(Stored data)
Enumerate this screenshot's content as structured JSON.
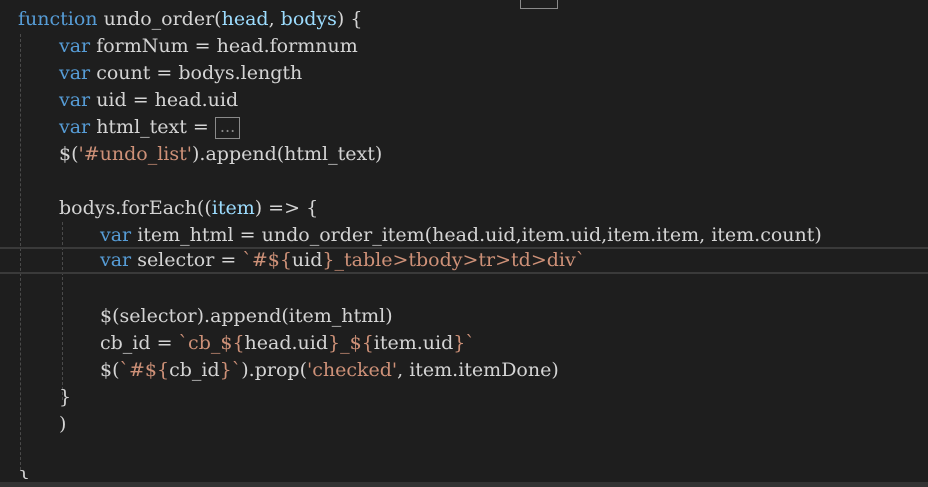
{
  "editor": {
    "lines": [
      {
        "tokens": [
          {
            "t": "function ",
            "c": "kw"
          },
          {
            "t": "undo_order",
            "c": "fn"
          },
          {
            "t": "(",
            "c": "plain"
          },
          {
            "t": "head",
            "c": "param"
          },
          {
            "t": ", ",
            "c": "plain"
          },
          {
            "t": "bodys",
            "c": "param"
          },
          {
            "t": ") {",
            "c": "plain"
          }
        ]
      },
      {
        "tokens": [
          {
            "t": "var ",
            "c": "kw"
          },
          {
            "t": "formNum = head.formnum",
            "c": "plain"
          }
        ]
      },
      {
        "tokens": [
          {
            "t": "var ",
            "c": "kw"
          },
          {
            "t": "count = bodys.length",
            "c": "plain"
          }
        ]
      },
      {
        "tokens": [
          {
            "t": "var ",
            "c": "kw"
          },
          {
            "t": "uid = head.uid",
            "c": "plain"
          }
        ]
      },
      {
        "tokens": [
          {
            "t": "var ",
            "c": "kw"
          },
          {
            "t": "html_text = ",
            "c": "plain"
          },
          {
            "t": "...",
            "c": "fold"
          }
        ]
      },
      {
        "tokens": [
          {
            "t": "$(",
            "c": "plain"
          },
          {
            "t": "'#undo_list'",
            "c": "str"
          },
          {
            "t": ").append(html_text)",
            "c": "plain"
          }
        ]
      },
      {
        "tokens": []
      },
      {
        "tokens": [
          {
            "t": "bodys.forEach((",
            "c": "plain"
          },
          {
            "t": "item",
            "c": "param"
          },
          {
            "t": ") => {",
            "c": "plain"
          }
        ]
      },
      {
        "tokens": [
          {
            "t": "var ",
            "c": "kw"
          },
          {
            "t": "item_html = undo_order_item(head.uid,item.uid,item.item, item.count)",
            "c": "plain"
          }
        ]
      },
      {
        "tokens": [
          {
            "t": "var ",
            "c": "kw"
          },
          {
            "t": "selector = ",
            "c": "plain"
          },
          {
            "t": "`#${",
            "c": "str"
          },
          {
            "t": "uid",
            "c": "plain"
          },
          {
            "t": "}_table>tbody>tr>td>div`",
            "c": "str"
          }
        ]
      },
      {
        "tokens": []
      },
      {
        "tokens": [
          {
            "t": "$(selector).append(item_html)",
            "c": "plain"
          }
        ]
      },
      {
        "tokens": [
          {
            "t": "cb_id = ",
            "c": "plain"
          },
          {
            "t": "`cb_${",
            "c": "str"
          },
          {
            "t": "head.uid",
            "c": "plain"
          },
          {
            "t": "}_${",
            "c": "str"
          },
          {
            "t": "item.uid",
            "c": "plain"
          },
          {
            "t": "}`",
            "c": "str"
          }
        ]
      },
      {
        "tokens": [
          {
            "t": "$(",
            "c": "plain"
          },
          {
            "t": "`#${",
            "c": "str"
          },
          {
            "t": "cb_id",
            "c": "plain"
          },
          {
            "t": "}`",
            "c": "str"
          },
          {
            "t": ").prop(",
            "c": "plain"
          },
          {
            "t": "'checked'",
            "c": "str"
          },
          {
            "t": ", item.itemDone)",
            "c": "plain"
          }
        ]
      },
      {
        "tokens": [
          {
            "t": "}",
            "c": "plain"
          }
        ]
      },
      {
        "tokens": [
          {
            "t": ")",
            "c": "plain"
          }
        ]
      },
      {
        "tokens": []
      },
      {
        "tokens": [
          {
            "t": "}",
            "c": "plain"
          }
        ]
      }
    ]
  }
}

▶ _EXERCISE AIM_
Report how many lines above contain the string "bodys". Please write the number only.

▶ _OUTPUT FOR THIS TASK_
3